┌──

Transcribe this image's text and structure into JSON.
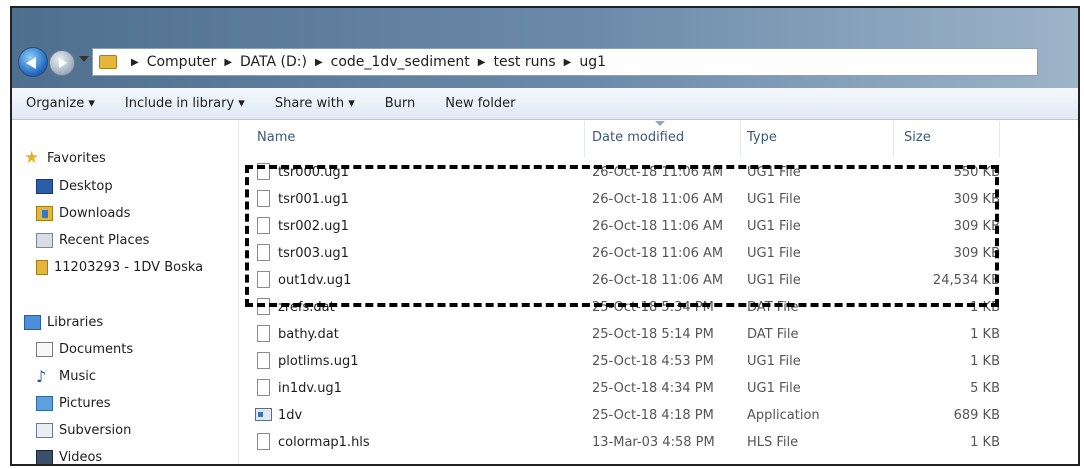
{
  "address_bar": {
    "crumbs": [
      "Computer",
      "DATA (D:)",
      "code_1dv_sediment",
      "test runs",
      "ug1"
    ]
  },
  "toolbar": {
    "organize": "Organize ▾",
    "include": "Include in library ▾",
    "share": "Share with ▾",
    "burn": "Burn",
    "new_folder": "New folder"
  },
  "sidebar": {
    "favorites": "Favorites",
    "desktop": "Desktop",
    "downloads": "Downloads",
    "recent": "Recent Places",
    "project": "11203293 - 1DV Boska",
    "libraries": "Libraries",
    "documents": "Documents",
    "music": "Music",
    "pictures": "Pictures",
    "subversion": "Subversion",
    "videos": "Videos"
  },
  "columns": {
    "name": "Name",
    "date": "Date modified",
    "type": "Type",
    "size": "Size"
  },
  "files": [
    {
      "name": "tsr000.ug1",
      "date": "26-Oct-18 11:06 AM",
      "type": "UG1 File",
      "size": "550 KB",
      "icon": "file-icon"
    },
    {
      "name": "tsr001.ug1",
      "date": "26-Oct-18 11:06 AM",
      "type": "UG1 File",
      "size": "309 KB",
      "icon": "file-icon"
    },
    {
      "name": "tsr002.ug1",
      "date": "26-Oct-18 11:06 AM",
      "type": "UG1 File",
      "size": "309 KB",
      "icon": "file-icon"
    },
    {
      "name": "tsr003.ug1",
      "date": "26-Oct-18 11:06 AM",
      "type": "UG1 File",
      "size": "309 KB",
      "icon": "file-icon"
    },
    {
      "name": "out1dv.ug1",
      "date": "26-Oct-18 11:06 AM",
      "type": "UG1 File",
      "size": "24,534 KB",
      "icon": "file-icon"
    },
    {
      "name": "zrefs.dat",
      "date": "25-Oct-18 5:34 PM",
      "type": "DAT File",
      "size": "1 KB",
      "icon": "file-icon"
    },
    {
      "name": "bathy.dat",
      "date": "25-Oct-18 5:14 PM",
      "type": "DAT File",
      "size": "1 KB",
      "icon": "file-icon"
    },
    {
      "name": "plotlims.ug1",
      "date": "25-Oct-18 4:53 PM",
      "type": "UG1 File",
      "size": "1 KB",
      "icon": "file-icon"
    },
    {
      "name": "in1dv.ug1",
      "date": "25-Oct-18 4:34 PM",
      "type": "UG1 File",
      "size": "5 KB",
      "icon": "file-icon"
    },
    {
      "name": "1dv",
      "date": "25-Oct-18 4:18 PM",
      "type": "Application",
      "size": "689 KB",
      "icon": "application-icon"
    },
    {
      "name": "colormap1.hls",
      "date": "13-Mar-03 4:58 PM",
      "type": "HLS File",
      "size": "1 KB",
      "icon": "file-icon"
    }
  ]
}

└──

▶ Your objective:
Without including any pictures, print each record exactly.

▶ Reply:
Transcribe this image's text and structure into JSON.
{
  "address_bar": {
    "crumbs": [
      "Computer",
      "DATA (D:)",
      "code_1dv_sediment",
      "test runs",
      "ug1"
    ]
  },
  "toolbar": {
    "organize": "Organize ▾",
    "include": "Include in library ▾",
    "share": "Share with ▾",
    "burn": "Burn",
    "new_folder": "New folder"
  },
  "sidebar": {
    "favorites": "Favorites",
    "desktop": "Desktop",
    "downloads": "Downloads",
    "recent": "Recent Places",
    "project": "11203293 - 1DV Boska",
    "libraries": "Libraries",
    "documents": "Documents",
    "music": "Music",
    "pictures": "Pictures",
    "subversion": "Subversion",
    "videos": "Videos"
  },
  "columns": {
    "name": "Name",
    "date": "Date modified",
    "type": "Type",
    "size": "Size"
  },
  "files": [
    {
      "name": "tsr000.ug1",
      "date": "26-Oct-18 11:06 AM",
      "type": "UG1 File",
      "size": "550 KB",
      "icon": "file-icon"
    },
    {
      "name": "tsr001.ug1",
      "date": "26-Oct-18 11:06 AM",
      "type": "UG1 File",
      "size": "309 KB",
      "icon": "file-icon"
    },
    {
      "name": "tsr002.ug1",
      "date": "26-Oct-18 11:06 AM",
      "type": "UG1 File",
      "size": "309 KB",
      "icon": "file-icon"
    },
    {
      "name": "tsr003.ug1",
      "date": "26-Oct-18 11:06 AM",
      "type": "UG1 File",
      "size": "309 KB",
      "icon": "file-icon"
    },
    {
      "name": "out1dv.ug1",
      "date": "26-Oct-18 11:06 AM",
      "type": "UG1 File",
      "size": "24,534 KB",
      "icon": "file-icon"
    },
    {
      "name": "zrefs.dat",
      "date": "25-Oct-18 5:34 PM",
      "type": "DAT File",
      "size": "1 KB",
      "icon": "file-icon"
    },
    {
      "name": "bathy.dat",
      "date": "25-Oct-18 5:14 PM",
      "type": "DAT File",
      "size": "1 KB",
      "icon": "file-icon"
    },
    {
      "name": "plotlims.ug1",
      "date": "25-Oct-18 4:53 PM",
      "type": "UG1 File",
      "size": "1 KB",
      "icon": "file-icon"
    },
    {
      "name": "in1dv.ug1",
      "date": "25-Oct-18 4:34 PM",
      "type": "UG1 File",
      "size": "5 KB",
      "icon": "file-icon"
    },
    {
      "name": "1dv",
      "date": "25-Oct-18 4:18 PM",
      "type": "Application",
      "size": "689 KB",
      "icon": "application-icon"
    },
    {
      "name": "colormap1.hls",
      "date": "13-Mar-03 4:58 PM",
      "type": "HLS File",
      "size": "1 KB",
      "icon": "file-icon"
    }
  ]
}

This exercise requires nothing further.